Question: What is the Higgs-Boson Particle and why is it important?
Melissa Franklin: Well, first you can’t describe what it is, it’s just an idea. We have this model; it’s called the standard model. The reason there’s so much depression in particle physics in the past 20 years is because the standard model seems perfect. That is, we have a model and for many reasons, the standard model, we keep testing it, we keep building accelerators, we keep doing experiments. The standard model predicts something; we keep finding it to be true. So, that’s depressing. In this standard model there’s one missing piece. There’s a symmetry that we think – we see this as being a broken symmetry, so you can imagine someone that is symmetric, but then one eye is like half an inch lower than the other eye. And we go, why? Why is that? And we say, well we think we know. We think we know why it is. One possibility is there’s this Higgs-Boson.
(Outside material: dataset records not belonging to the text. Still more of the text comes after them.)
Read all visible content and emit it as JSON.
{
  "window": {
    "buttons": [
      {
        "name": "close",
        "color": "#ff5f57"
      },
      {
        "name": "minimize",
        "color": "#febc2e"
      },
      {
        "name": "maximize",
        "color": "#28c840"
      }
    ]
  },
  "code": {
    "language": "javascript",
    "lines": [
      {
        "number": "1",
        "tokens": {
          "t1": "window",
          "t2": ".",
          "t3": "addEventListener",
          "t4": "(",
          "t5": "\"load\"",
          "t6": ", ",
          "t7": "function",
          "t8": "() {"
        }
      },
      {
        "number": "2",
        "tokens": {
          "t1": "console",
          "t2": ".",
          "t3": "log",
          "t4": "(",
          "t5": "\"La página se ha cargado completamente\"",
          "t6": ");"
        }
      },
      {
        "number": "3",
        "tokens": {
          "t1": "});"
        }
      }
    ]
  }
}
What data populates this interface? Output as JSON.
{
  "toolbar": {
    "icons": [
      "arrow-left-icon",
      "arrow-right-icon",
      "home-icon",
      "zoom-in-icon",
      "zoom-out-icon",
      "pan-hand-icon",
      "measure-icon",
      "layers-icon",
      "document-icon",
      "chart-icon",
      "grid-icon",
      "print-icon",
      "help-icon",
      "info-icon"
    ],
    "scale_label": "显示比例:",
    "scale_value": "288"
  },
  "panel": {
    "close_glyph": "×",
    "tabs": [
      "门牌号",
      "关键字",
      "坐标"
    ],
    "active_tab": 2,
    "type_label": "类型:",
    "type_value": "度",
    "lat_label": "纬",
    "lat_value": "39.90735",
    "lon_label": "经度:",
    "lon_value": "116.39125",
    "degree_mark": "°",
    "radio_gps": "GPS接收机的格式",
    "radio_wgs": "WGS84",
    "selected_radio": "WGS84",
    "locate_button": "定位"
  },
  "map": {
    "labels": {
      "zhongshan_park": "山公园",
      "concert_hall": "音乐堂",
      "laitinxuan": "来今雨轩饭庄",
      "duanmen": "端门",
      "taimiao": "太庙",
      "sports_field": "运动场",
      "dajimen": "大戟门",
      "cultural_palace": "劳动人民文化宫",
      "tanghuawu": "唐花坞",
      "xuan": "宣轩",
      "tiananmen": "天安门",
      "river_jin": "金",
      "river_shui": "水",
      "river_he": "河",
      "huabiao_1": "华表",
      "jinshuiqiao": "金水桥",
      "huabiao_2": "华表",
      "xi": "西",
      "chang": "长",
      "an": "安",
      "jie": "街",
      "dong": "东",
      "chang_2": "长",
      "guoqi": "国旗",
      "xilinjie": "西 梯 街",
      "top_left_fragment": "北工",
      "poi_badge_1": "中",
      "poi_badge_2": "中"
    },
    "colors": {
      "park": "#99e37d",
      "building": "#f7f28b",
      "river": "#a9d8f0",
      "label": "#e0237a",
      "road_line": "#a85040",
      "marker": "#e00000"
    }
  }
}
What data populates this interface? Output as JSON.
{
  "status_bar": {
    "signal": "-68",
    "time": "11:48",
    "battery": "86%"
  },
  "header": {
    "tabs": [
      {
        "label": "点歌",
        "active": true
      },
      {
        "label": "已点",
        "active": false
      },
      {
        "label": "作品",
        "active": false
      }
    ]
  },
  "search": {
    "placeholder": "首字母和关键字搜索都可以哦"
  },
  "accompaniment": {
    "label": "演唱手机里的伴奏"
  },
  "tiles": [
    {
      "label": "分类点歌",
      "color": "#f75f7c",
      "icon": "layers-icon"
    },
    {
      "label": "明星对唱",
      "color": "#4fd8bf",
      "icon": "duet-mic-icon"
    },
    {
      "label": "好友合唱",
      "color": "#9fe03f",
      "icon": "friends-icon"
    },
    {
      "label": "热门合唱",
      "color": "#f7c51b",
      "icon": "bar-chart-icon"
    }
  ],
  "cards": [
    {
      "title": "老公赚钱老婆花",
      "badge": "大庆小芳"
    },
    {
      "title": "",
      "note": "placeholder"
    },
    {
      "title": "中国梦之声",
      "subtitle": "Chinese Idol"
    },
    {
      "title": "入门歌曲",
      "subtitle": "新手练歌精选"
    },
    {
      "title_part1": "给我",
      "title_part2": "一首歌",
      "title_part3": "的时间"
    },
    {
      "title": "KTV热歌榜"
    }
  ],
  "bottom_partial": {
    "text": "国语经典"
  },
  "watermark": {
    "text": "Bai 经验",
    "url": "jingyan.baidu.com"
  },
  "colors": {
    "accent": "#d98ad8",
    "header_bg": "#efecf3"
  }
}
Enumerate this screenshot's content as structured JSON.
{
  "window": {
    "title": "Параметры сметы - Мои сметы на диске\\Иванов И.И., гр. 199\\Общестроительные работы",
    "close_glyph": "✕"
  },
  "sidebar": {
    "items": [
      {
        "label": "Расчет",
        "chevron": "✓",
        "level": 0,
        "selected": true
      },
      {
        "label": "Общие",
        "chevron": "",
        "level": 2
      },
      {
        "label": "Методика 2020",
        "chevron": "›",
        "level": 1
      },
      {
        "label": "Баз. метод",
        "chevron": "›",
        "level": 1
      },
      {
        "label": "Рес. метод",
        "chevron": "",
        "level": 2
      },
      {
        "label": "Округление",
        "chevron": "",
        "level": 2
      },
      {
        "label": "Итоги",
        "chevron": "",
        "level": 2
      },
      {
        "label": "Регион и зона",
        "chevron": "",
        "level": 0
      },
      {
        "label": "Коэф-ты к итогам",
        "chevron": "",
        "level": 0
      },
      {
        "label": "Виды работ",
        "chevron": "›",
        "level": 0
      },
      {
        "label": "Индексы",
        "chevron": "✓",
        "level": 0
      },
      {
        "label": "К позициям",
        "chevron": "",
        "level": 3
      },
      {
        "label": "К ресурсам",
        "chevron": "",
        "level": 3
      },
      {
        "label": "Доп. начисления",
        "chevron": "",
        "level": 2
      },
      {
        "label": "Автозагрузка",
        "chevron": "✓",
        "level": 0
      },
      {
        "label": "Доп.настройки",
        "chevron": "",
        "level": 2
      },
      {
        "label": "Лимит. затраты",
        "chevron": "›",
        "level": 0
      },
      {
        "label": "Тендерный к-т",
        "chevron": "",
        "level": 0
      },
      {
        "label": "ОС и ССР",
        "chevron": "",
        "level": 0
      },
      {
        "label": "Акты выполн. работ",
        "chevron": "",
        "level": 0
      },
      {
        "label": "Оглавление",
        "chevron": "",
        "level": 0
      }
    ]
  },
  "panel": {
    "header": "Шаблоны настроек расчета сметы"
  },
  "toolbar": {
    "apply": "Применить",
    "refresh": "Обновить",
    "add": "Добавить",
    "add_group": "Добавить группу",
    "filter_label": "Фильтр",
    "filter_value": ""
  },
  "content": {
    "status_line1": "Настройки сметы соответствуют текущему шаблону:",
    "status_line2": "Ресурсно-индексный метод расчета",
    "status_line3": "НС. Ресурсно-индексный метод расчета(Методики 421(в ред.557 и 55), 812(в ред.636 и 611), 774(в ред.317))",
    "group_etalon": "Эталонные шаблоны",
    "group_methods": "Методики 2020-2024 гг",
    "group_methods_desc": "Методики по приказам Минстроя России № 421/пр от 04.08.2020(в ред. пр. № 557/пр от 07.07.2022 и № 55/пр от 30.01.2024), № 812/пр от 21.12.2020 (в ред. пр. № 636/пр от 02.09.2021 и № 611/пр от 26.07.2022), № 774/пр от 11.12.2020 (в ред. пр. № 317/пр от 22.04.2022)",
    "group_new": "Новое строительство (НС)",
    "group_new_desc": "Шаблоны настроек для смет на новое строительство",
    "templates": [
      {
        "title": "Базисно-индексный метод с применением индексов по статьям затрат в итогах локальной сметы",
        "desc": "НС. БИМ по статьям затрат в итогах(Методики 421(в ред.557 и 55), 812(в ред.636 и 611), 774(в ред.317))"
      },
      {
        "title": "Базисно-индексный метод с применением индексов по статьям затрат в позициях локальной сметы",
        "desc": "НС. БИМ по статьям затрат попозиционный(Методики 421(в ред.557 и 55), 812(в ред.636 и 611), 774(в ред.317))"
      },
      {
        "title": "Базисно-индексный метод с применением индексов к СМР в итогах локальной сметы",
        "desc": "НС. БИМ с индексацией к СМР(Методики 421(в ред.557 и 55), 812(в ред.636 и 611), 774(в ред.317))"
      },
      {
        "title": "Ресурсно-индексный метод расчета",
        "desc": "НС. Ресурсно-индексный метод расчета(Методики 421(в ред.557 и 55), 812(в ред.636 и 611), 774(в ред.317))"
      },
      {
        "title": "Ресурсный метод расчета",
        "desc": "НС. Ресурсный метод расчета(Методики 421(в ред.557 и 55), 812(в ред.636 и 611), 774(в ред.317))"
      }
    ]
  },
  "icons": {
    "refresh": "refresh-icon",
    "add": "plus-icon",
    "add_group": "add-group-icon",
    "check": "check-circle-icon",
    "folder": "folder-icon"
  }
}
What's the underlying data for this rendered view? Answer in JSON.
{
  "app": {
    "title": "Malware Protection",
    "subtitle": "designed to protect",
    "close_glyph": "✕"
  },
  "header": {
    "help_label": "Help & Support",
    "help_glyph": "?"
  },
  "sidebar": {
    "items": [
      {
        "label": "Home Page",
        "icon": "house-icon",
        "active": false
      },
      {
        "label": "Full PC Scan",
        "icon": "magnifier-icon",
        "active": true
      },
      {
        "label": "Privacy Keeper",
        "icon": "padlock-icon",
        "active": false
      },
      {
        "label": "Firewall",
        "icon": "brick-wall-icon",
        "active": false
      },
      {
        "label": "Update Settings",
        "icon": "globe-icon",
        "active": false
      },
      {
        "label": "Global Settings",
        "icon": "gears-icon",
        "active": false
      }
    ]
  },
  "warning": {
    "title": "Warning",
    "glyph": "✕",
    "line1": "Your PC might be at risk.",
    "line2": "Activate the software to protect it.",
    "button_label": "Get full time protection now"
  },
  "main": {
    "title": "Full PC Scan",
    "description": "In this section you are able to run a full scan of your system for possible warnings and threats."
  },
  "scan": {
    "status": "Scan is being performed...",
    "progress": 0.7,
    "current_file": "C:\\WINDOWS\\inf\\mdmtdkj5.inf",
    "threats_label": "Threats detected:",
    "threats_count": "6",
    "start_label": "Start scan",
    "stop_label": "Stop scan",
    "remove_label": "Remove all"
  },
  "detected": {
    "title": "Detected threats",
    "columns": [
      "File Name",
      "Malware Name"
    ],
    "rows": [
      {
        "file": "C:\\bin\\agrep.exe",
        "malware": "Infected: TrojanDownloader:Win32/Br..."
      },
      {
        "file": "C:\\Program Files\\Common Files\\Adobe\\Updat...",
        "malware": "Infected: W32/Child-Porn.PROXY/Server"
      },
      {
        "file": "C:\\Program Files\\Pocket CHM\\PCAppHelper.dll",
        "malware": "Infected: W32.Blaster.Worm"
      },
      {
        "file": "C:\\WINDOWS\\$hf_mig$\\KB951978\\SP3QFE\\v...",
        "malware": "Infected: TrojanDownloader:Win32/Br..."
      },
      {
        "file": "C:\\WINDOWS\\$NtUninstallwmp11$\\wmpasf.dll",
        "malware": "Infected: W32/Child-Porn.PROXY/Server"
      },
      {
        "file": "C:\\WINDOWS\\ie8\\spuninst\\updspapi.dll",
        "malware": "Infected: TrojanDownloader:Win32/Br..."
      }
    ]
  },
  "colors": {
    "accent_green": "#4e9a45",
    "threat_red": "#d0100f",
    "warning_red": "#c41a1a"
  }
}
It’s something it’s a particle which interacts with all the other particles in such a way as to make them move more slowly, let’s say. Have mass, be harder to push around. So, there’s one theory that this Higgs-Boson should be able to be seen soon at high energies and we’re going to find it. So there’s a whole bunch of people who are really looking for the Higgs-Boson. And we haven’t found it yet and I have to say that all the indirect evidence says we should have found it already but we didn’t. And then there’s a whole bunch of other people who are feverously and wonderfully saying, “Look, if we don’t find the Higgs-Boson, it's even more interesting.” The only worry is that if we do find it, the standard model is right. If we don’t find it, we may never make us – build us another accelerator. So, it’s kind of complicated.
Recorded on: October 21, 2009
Image: dominikf, Flickr